Daley forged with former

heavyweight contender turned promoter Lou Savarese. Staging fight

nights every two months, Savarese has provided a big-city

platform for Baglio to hone his skills and raise his visibility on

a regular basis.

“I do have a fan base right here in my home town but the fight game is not as relevant where I’m from as it is in Texas,”

Baglio said. “Lou has a very good schedule. They have a show every other month. They keep their wheels rolling and we love

that. It’s been crucial for my career.

“Houston is one of my favorite cities,” he added. “To be able to have a fan base there is amazing to me.”

Promoting boxing cards since 2009, Savarese said he will gradually step up the level of Baglio’s opponents as he continues

to cut his teeth and gain exposure in the pro ranks.

“When you first see him he doesn’t look that intimidating but he’s just a really good boxer,” Savarese said. “You can tell

he’s got a really good amateur pedigree. He’s been in some really tough fights here, so we’re trying to move him up.”

“He’s winning everyone over because he’s such a likable guy,” Savarese added. “I have two or three clients who always ask

if he’s fighting. The crowd likes him and he’s exciting.”

A southpaw, Baglio cites the straight

left as the deadliest punch in his arsenal but deploys a mode of combat

that relies

on brain as much as it does brawn.
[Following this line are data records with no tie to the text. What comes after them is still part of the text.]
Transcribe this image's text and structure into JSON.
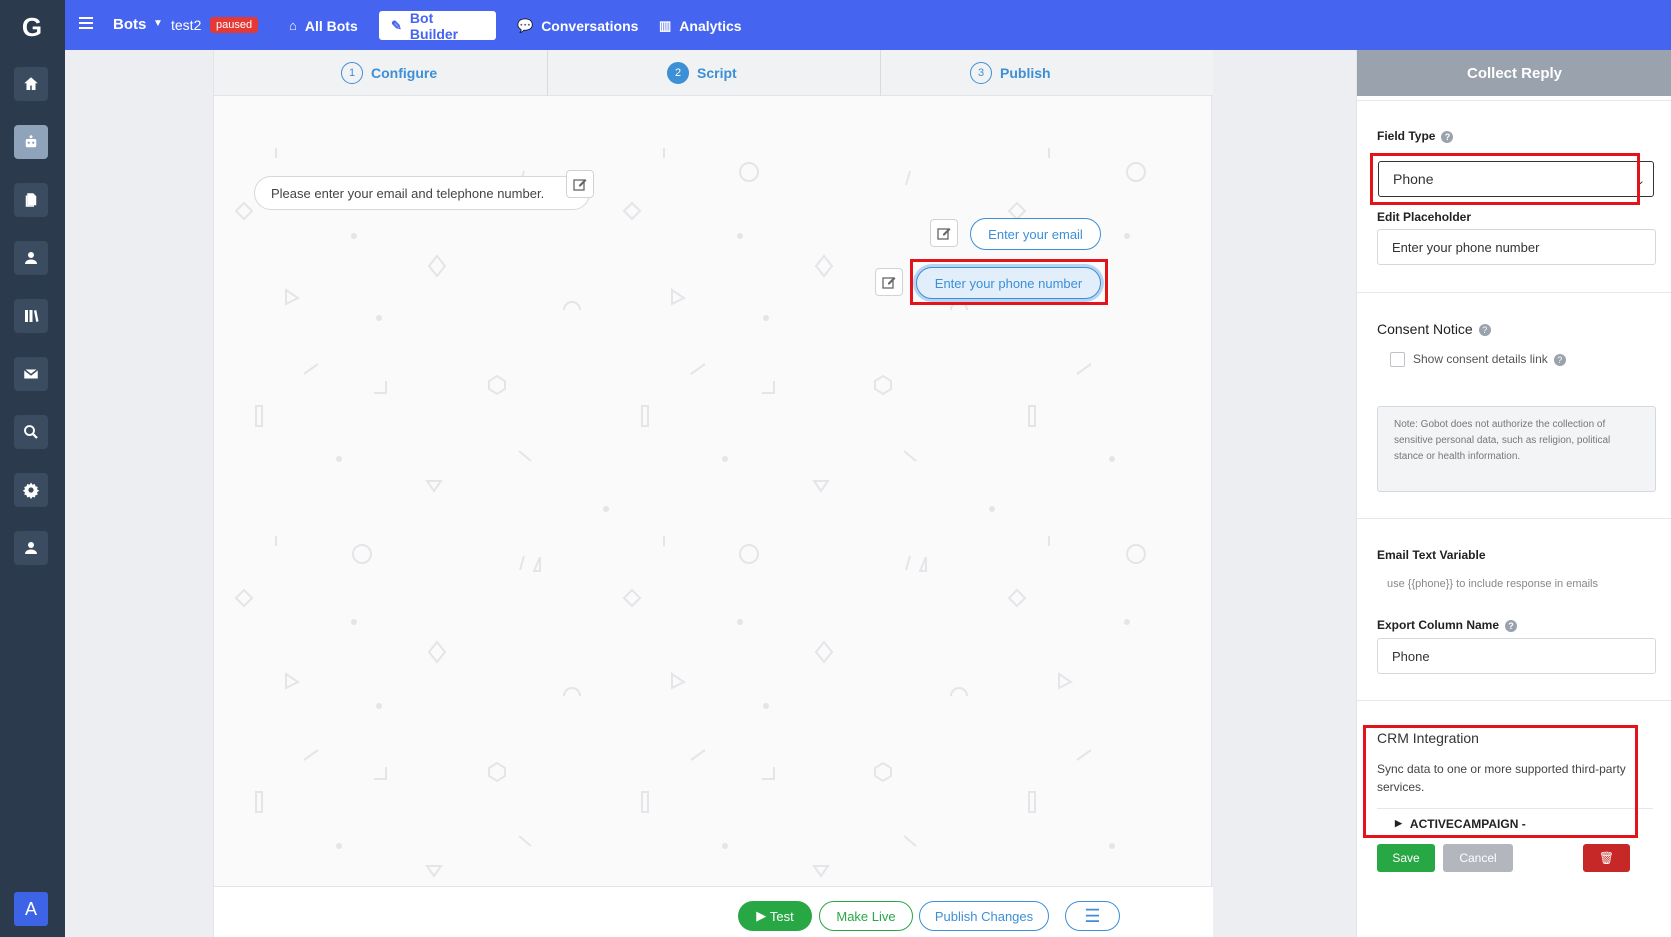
{
  "topbar": {
    "bots_label": "Bots",
    "bot_name": "test2",
    "status_badge": "paused",
    "tabs": [
      {
        "label": "All Bots",
        "icon": "home-icon"
      },
      {
        "label": "Bot Builder",
        "icon": "pencil-icon"
      },
      {
        "label": "Conversations",
        "icon": "chat-icon"
      },
      {
        "label": "Analytics",
        "icon": "bar-chart-icon"
      }
    ],
    "active_tab": "Bot Builder"
  },
  "leftnav": {
    "items": [
      "home-icon",
      "robot-icon",
      "documents-icon",
      "user-icon",
      "library-icon",
      "mail-icon",
      "search-icon",
      "gear-icon",
      "account-icon"
    ],
    "avatar": "A"
  },
  "steps": [
    {
      "num": "1",
      "label": "Configure"
    },
    {
      "num": "2",
      "label": "Script"
    },
    {
      "num": "3",
      "label": "Publish"
    }
  ],
  "script": {
    "bot_message": "Please enter your email and telephone number.",
    "reply_email": "Enter your email",
    "reply_phone": "Enter your phone number"
  },
  "footer": {
    "test": "Test",
    "make_live": "Make Live",
    "publish_changes": "Publish Changes"
  },
  "panel": {
    "title": "Collect Reply",
    "field_type_label": "Field Type",
    "field_type_value": "Phone",
    "edit_placeholder_label": "Edit Placeholder",
    "edit_placeholder_value": "Enter your phone number",
    "consent_notice_label": "Consent Notice",
    "show_consent_label": "Show consent details link",
    "note": "Note: Gobot does not authorize the collection of sensitive personal data, such as religion, political stance or health information.",
    "email_text_variable_label": "Email Text Variable",
    "email_text_variable_hint": "use {{phone}} to include response in emails",
    "export_column_label": "Export Column Name",
    "export_column_value": "Phone",
    "crm_title": "CRM Integration",
    "crm_desc": "Sync data to one or more supported third-party services.",
    "crm_item": "ACTIVECAMPAIGN -",
    "save": "Save",
    "cancel": "Cancel"
  },
  "colors": {
    "topbar": "#4564f0",
    "leftnav": "#2b3a4d",
    "accent_blue": "#3d8fd6",
    "green": "#28a745",
    "highlight_red": "#e3131c"
  }
}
Playing mind games, he

typically lulls his opponents into a “false reality” before imposing

his will, he said.

“They get in a comfort zone and feel

like they’re in control of the fight, but really, I’m the one who’s in

control,” Baglio

said. “I can speed up the tempo or slow it down and then just kind

of break them down. When you’ve got that control, you know

what they’re going to do next and you can bait them.”

A die-hard fan of Sugar Ray Leonard and

Oscar De La Hoya, Baglio first laced on gloves at 13, lured by the

competitive, one-on-one

nature of the sport. He fought over 60 amateur bouts, winning

back-to-back Louisiana Golden Gloves championships in ‘08 and

‘09.

Baglio put his pugilistic endeavors on

hold for two years after enlisting in the Army National Guard in 2009

and completed

a tour of duty in Iraq the following year. He joined the

professional ranks three months after returning to the gym and has

hit the ground running since.

Still in the infancy of his

prizefighting career, his ultimate goal in the sweet science extends

beyond capturing a world

title or two. Although he currently campaigns as a 140-pound

junior welterweight, Baglio claims the ability to effortlessly

melt down or bulk up in weight and envisions conquests from

130-160 pounds over the course of his career.

“I want to win titles in multiple weight divisions,” he said. “I’m talking four to five world titles.”